My page was designed to leave my readers with a sense of things indescribable and a bit unsettling. I’d like you to imagine that you are a caged animal. No one is coming to rescue you from some hellish nightmare-a nightmare so devastating that you’ve become apathetic and devoid of all hope. Think about what affect this might have on your family, your best friends, your coworkers. Imagine their desperation in wanting it to stop, in wishing for your safety. Then realize that this will never end and that everyone is uncertain about what to do about it because no one outside this immediate circle of people gives a damn.
Imagine something else. Take ten years of your life. Think about all that has happened during that time-weddings, funerals, trips, birthdays, promotions. Anything sacred. Now take all of those precious images and wipe the slate clean. Petend you weren’t there. They never happened. Sorry…you didn’t get to give that best man speech or help Mom when she fell ill. You were not there to help out when your grandchild was born. And guess what, there’s no chance of you getting that time or those experiences back…ever…unless of course… Nope, no such luck.

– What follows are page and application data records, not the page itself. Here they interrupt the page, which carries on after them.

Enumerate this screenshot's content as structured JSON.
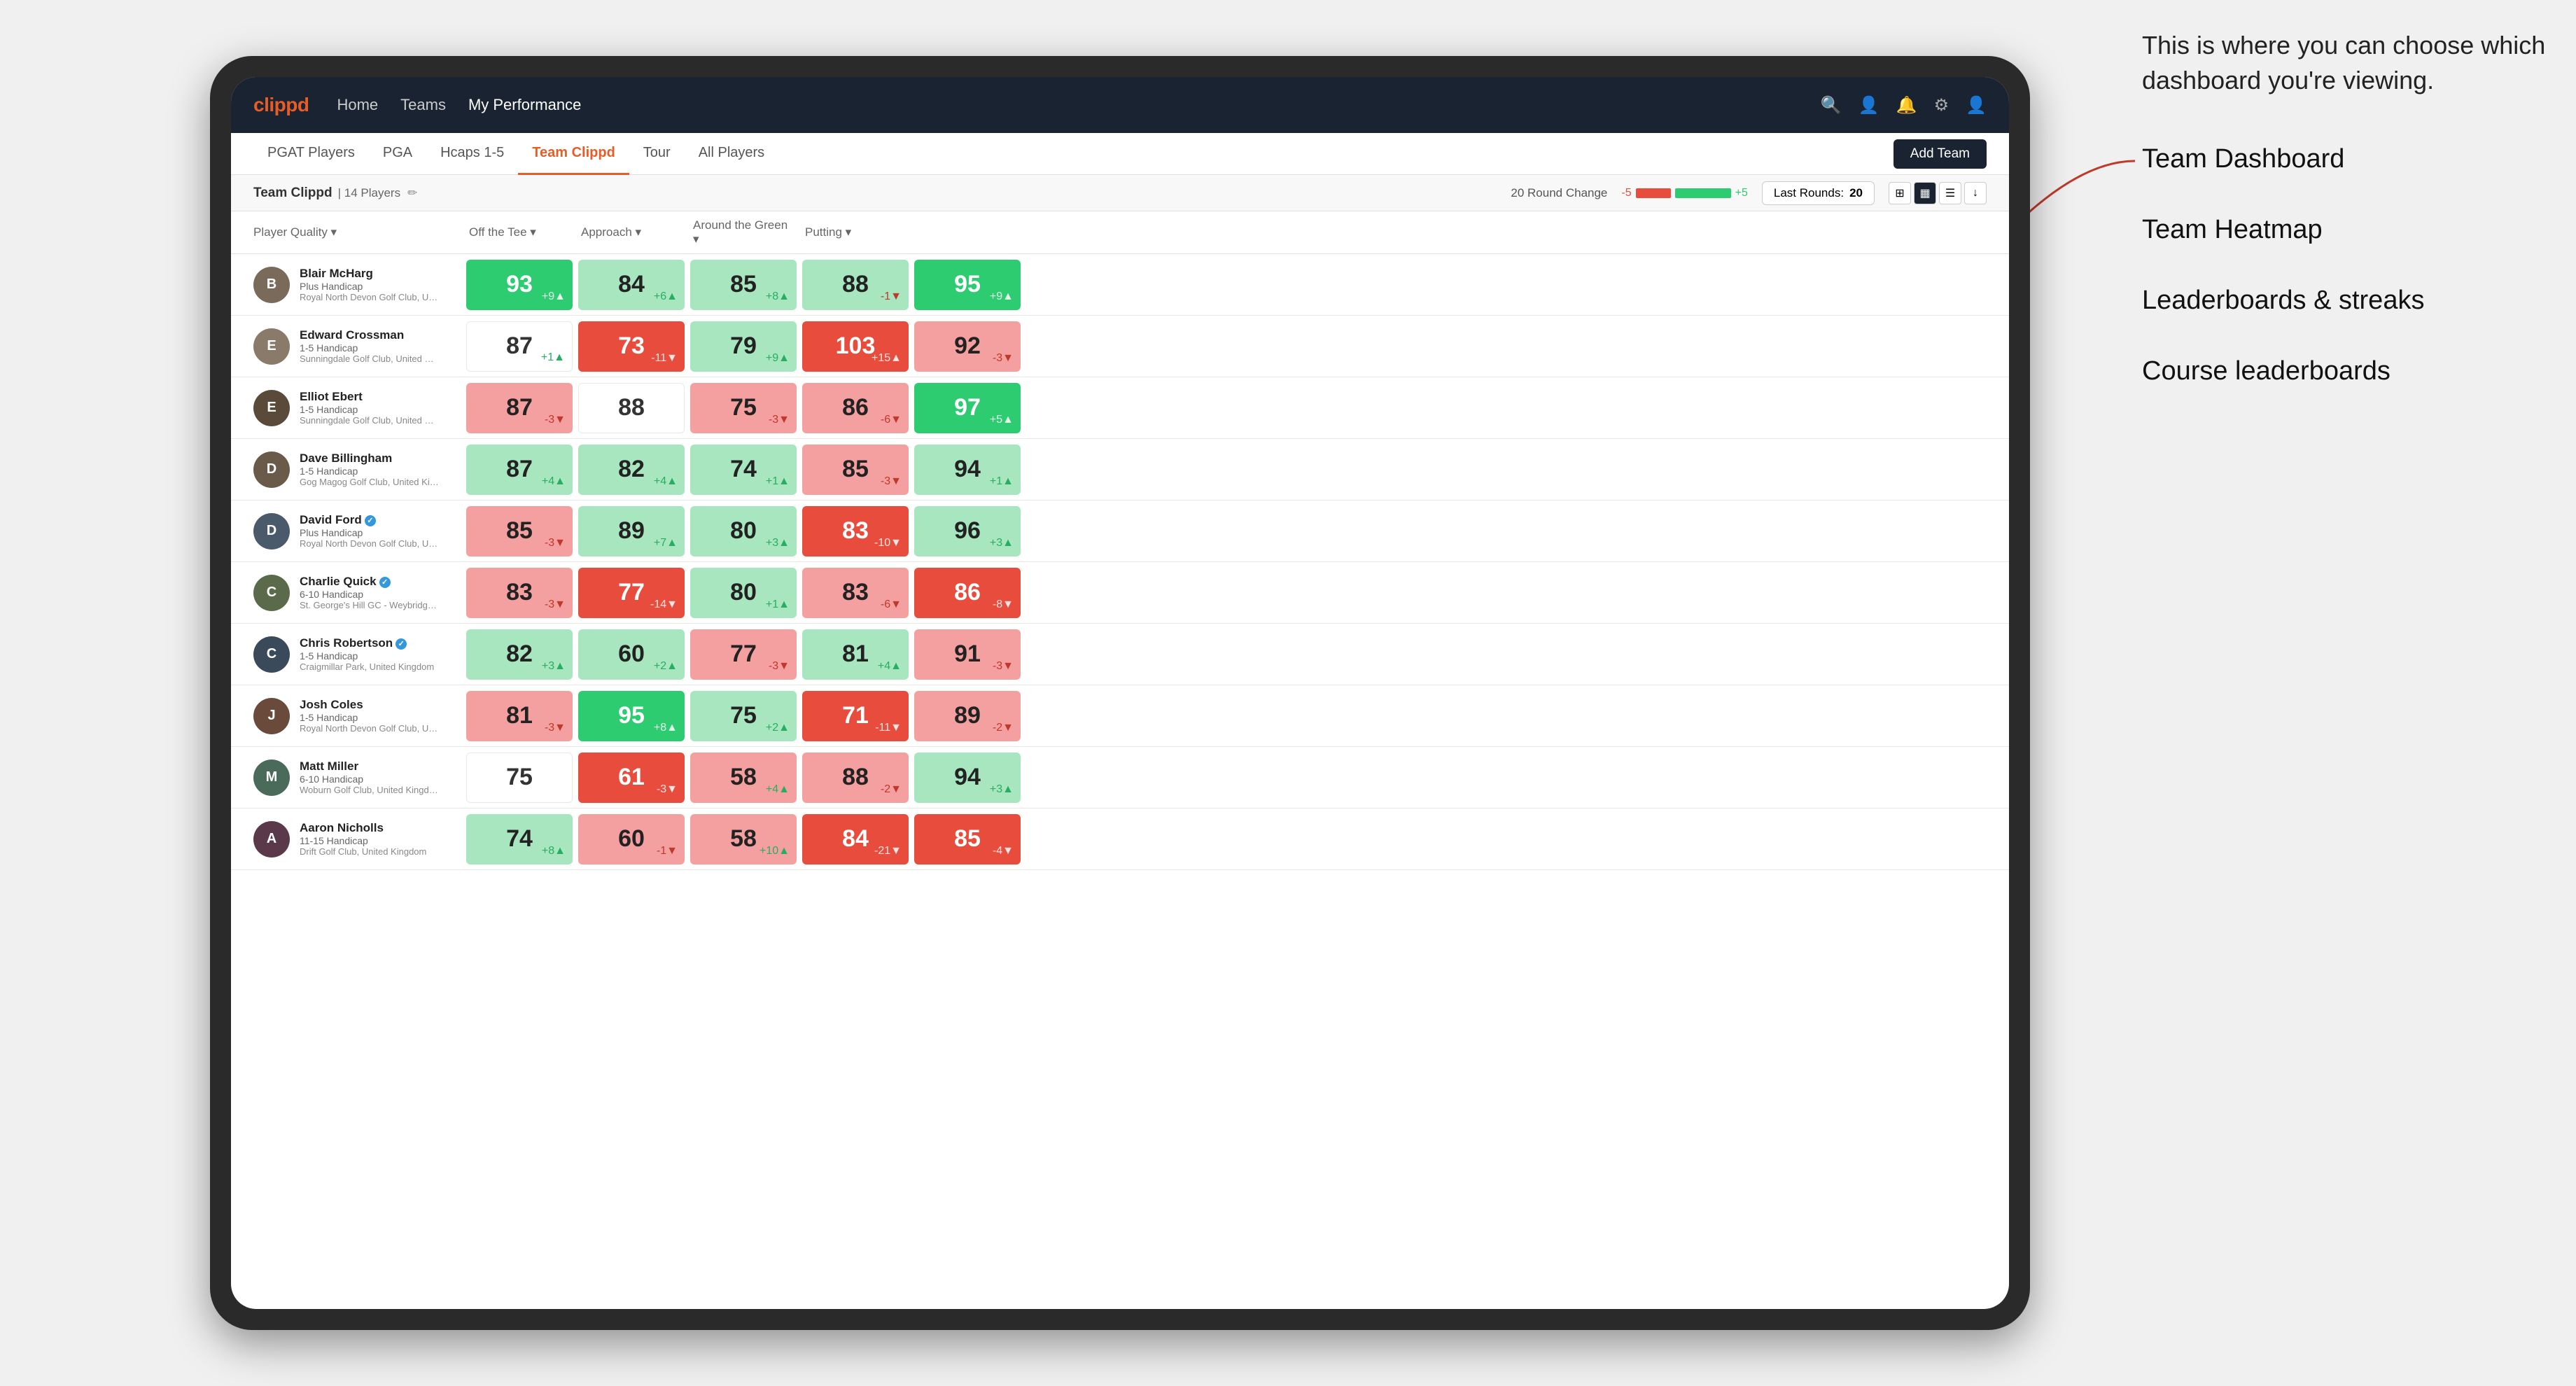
{
  "annotation": {
    "intro": "This is where you can choose which dashboard you're viewing.",
    "items": [
      "Team Dashboard",
      "Team Heatmap",
      "Leaderboards & streaks",
      "Course leaderboards"
    ]
  },
  "nav": {
    "logo": "clippd",
    "items": [
      "Home",
      "Teams",
      "My Performance"
    ],
    "active": "My Performance",
    "icons": [
      "🔍",
      "👤",
      "🔔",
      "⚙",
      "👤"
    ]
  },
  "sub_nav": {
    "items": [
      "PGAT Players",
      "PGA",
      "Hcaps 1-5",
      "Team Clippd",
      "Tour",
      "All Players"
    ],
    "active": "Team Clippd",
    "add_team_label": "Add Team"
  },
  "team_header": {
    "name": "Team Clippd",
    "separator": "|",
    "count": "14 Players",
    "round_change_label": "20 Round Change",
    "bar_neg": "-5",
    "bar_pos": "+5",
    "last_rounds_label": "Last Rounds:",
    "last_rounds_value": "20"
  },
  "columns": {
    "player_quality": "Player Quality ▾",
    "off_tee": "Off the Tee ▾",
    "approach": "Approach ▾",
    "around_green": "Around the Green ▾",
    "putting": "Putting ▾"
  },
  "players": [
    {
      "name": "Blair McHarg",
      "handicap": "Plus Handicap",
      "club": "Royal North Devon Golf Club, United Kingdom",
      "avatar_color": "#7a6a5a",
      "avatar_letter": "B",
      "scores": {
        "quality": {
          "value": 93,
          "change": "+9",
          "direction": "up",
          "color": "green-dark"
        },
        "off_tee": {
          "value": 84,
          "change": "+6",
          "direction": "up",
          "color": "green-light"
        },
        "approach": {
          "value": 85,
          "change": "+8",
          "direction": "up",
          "color": "green-light"
        },
        "around_green": {
          "value": 88,
          "change": "-1",
          "direction": "down",
          "color": "green-light"
        },
        "putting": {
          "value": 95,
          "change": "+9",
          "direction": "up",
          "color": "green-dark"
        }
      }
    },
    {
      "name": "Edward Crossman",
      "handicap": "1-5 Handicap",
      "club": "Sunningdale Golf Club, United Kingdom",
      "avatar_color": "#8a7a6a",
      "avatar_letter": "E",
      "scores": {
        "quality": {
          "value": 87,
          "change": "+1",
          "direction": "up",
          "color": "white"
        },
        "off_tee": {
          "value": 73,
          "change": "-11",
          "direction": "down",
          "color": "red-dark"
        },
        "approach": {
          "value": 79,
          "change": "+9",
          "direction": "up",
          "color": "green-light"
        },
        "around_green": {
          "value": 103,
          "change": "+15",
          "direction": "up",
          "color": "red-dark"
        },
        "putting": {
          "value": 92,
          "change": "-3",
          "direction": "down",
          "color": "red-light"
        }
      }
    },
    {
      "name": "Elliot Ebert",
      "handicap": "1-5 Handicap",
      "club": "Sunningdale Golf Club, United Kingdom",
      "avatar_color": "#5a4a3a",
      "avatar_letter": "E",
      "scores": {
        "quality": {
          "value": 87,
          "change": "-3",
          "direction": "down",
          "color": "red-light"
        },
        "off_tee": {
          "value": 88,
          "change": "",
          "direction": "neutral",
          "color": "white"
        },
        "approach": {
          "value": 75,
          "change": "-3",
          "direction": "down",
          "color": "red-light"
        },
        "around_green": {
          "value": 86,
          "change": "-6",
          "direction": "down",
          "color": "red-light"
        },
        "putting": {
          "value": 97,
          "change": "+5",
          "direction": "up",
          "color": "green-dark"
        }
      }
    },
    {
      "name": "Dave Billingham",
      "handicap": "1-5 Handicap",
      "club": "Gog Magog Golf Club, United Kingdom",
      "avatar_color": "#6a5a4a",
      "avatar_letter": "D",
      "scores": {
        "quality": {
          "value": 87,
          "change": "+4",
          "direction": "up",
          "color": "green-light"
        },
        "off_tee": {
          "value": 82,
          "change": "+4",
          "direction": "up",
          "color": "green-light"
        },
        "approach": {
          "value": 74,
          "change": "+1",
          "direction": "up",
          "color": "green-light"
        },
        "around_green": {
          "value": 85,
          "change": "-3",
          "direction": "down",
          "color": "red-light"
        },
        "putting": {
          "value": 94,
          "change": "+1",
          "direction": "up",
          "color": "green-light"
        }
      }
    },
    {
      "name": "David Ford",
      "handicap": "Plus Handicap",
      "club": "Royal North Devon Golf Club, United Kingdom",
      "avatar_color": "#4a5a6a",
      "avatar_letter": "D",
      "verified": true,
      "scores": {
        "quality": {
          "value": 85,
          "change": "-3",
          "direction": "down",
          "color": "red-light"
        },
        "off_tee": {
          "value": 89,
          "change": "+7",
          "direction": "up",
          "color": "green-light"
        },
        "approach": {
          "value": 80,
          "change": "+3",
          "direction": "up",
          "color": "green-light"
        },
        "around_green": {
          "value": 83,
          "change": "-10",
          "direction": "down",
          "color": "red-dark"
        },
        "putting": {
          "value": 96,
          "change": "+3",
          "direction": "up",
          "color": "green-light"
        }
      }
    },
    {
      "name": "Charlie Quick",
      "handicap": "6-10 Handicap",
      "club": "St. George's Hill GC - Weybridge - Surrey, Uni...",
      "avatar_color": "#5a6a4a",
      "avatar_letter": "C",
      "verified": true,
      "scores": {
        "quality": {
          "value": 83,
          "change": "-3",
          "direction": "down",
          "color": "red-light"
        },
        "off_tee": {
          "value": 77,
          "change": "-14",
          "direction": "down",
          "color": "red-dark"
        },
        "approach": {
          "value": 80,
          "change": "+1",
          "direction": "up",
          "color": "green-light"
        },
        "around_green": {
          "value": 83,
          "change": "-6",
          "direction": "down",
          "color": "red-light"
        },
        "putting": {
          "value": 86,
          "change": "-8",
          "direction": "down",
          "color": "red-dark"
        }
      }
    },
    {
      "name": "Chris Robertson",
      "handicap": "1-5 Handicap",
      "club": "Craigmillar Park, United Kingdom",
      "avatar_color": "#3a4a5a",
      "avatar_letter": "C",
      "verified": true,
      "scores": {
        "quality": {
          "value": 82,
          "change": "+3",
          "direction": "up",
          "color": "green-light"
        },
        "off_tee": {
          "value": 60,
          "change": "+2",
          "direction": "up",
          "color": "green-light"
        },
        "approach": {
          "value": 77,
          "change": "-3",
          "direction": "down",
          "color": "red-light"
        },
        "around_green": {
          "value": 81,
          "change": "+4",
          "direction": "up",
          "color": "green-light"
        },
        "putting": {
          "value": 91,
          "change": "-3",
          "direction": "down",
          "color": "red-light"
        }
      }
    },
    {
      "name": "Josh Coles",
      "handicap": "1-5 Handicap",
      "club": "Royal North Devon Golf Club, United Kingdom",
      "avatar_color": "#6a4a3a",
      "avatar_letter": "J",
      "scores": {
        "quality": {
          "value": 81,
          "change": "-3",
          "direction": "down",
          "color": "red-light"
        },
        "off_tee": {
          "value": 95,
          "change": "+8",
          "direction": "up",
          "color": "green-dark"
        },
        "approach": {
          "value": 75,
          "change": "+2",
          "direction": "up",
          "color": "green-light"
        },
        "around_green": {
          "value": 71,
          "change": "-11",
          "direction": "down",
          "color": "red-dark"
        },
        "putting": {
          "value": 89,
          "change": "-2",
          "direction": "down",
          "color": "red-light"
        }
      }
    },
    {
      "name": "Matt Miller",
      "handicap": "6-10 Handicap",
      "club": "Woburn Golf Club, United Kingdom",
      "avatar_color": "#4a6a5a",
      "avatar_letter": "M",
      "scores": {
        "quality": {
          "value": 75,
          "change": "",
          "direction": "neutral",
          "color": "white"
        },
        "off_tee": {
          "value": 61,
          "change": "-3",
          "direction": "down",
          "color": "red-dark"
        },
        "approach": {
          "value": 58,
          "change": "+4",
          "direction": "up",
          "color": "red-light"
        },
        "around_green": {
          "value": 88,
          "change": "-2",
          "direction": "down",
          "color": "red-light"
        },
        "putting": {
          "value": 94,
          "change": "+3",
          "direction": "up",
          "color": "green-light"
        }
      }
    },
    {
      "name": "Aaron Nicholls",
      "handicap": "11-15 Handicap",
      "club": "Drift Golf Club, United Kingdom",
      "avatar_color": "#5a3a4a",
      "avatar_letter": "A",
      "scores": {
        "quality": {
          "value": 74,
          "change": "+8",
          "direction": "up",
          "color": "green-light"
        },
        "off_tee": {
          "value": 60,
          "change": "-1",
          "direction": "down",
          "color": "red-light"
        },
        "approach": {
          "value": 58,
          "change": "+10",
          "direction": "up",
          "color": "red-light"
        },
        "around_green": {
          "value": 84,
          "change": "-21",
          "direction": "down",
          "color": "red-dark"
        },
        "putting": {
          "value": 85,
          "change": "-4",
          "direction": "down",
          "color": "red-dark"
        }
      }
    }
  ]
}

Then and only then, just maybe, we will have achieved a fraction of a sense of what it might be like to be an innocent person in prison; one who has been locked away for years or for the rest of their natural life. What’s more, many of these people feel forgotten, chastised and hated by everyone (including fellow inmates) because of the heinous nature of the crime they’ve been falsely accused of.
It’s true. These are hardships felt by everyone in prison. But they are especially so for those who’ve done nothing wrong and were sent away anyway. For those incorrectly targeted, this nightmare has become their reality.
I’ve tried, but I’ve not reached the depth of that pit yet. I said as much one time to my good friend, Damon Thibodeaux (300th DNA exoneree, 2012), who spent 15 years on death row. His reply to me was, “I hope that you never do know how that feels because that will mean you didn’t have to go through what I did. And that is a good thing”.
The compassion and love for life that I see in every exoneree I’ve met, has caused me to take a hard look at everything precious in my life. I am forever enriched because of the courage and determination these people possess. I hope that you thoroughly enjoy learning a little about these folks as I tell each of their stories.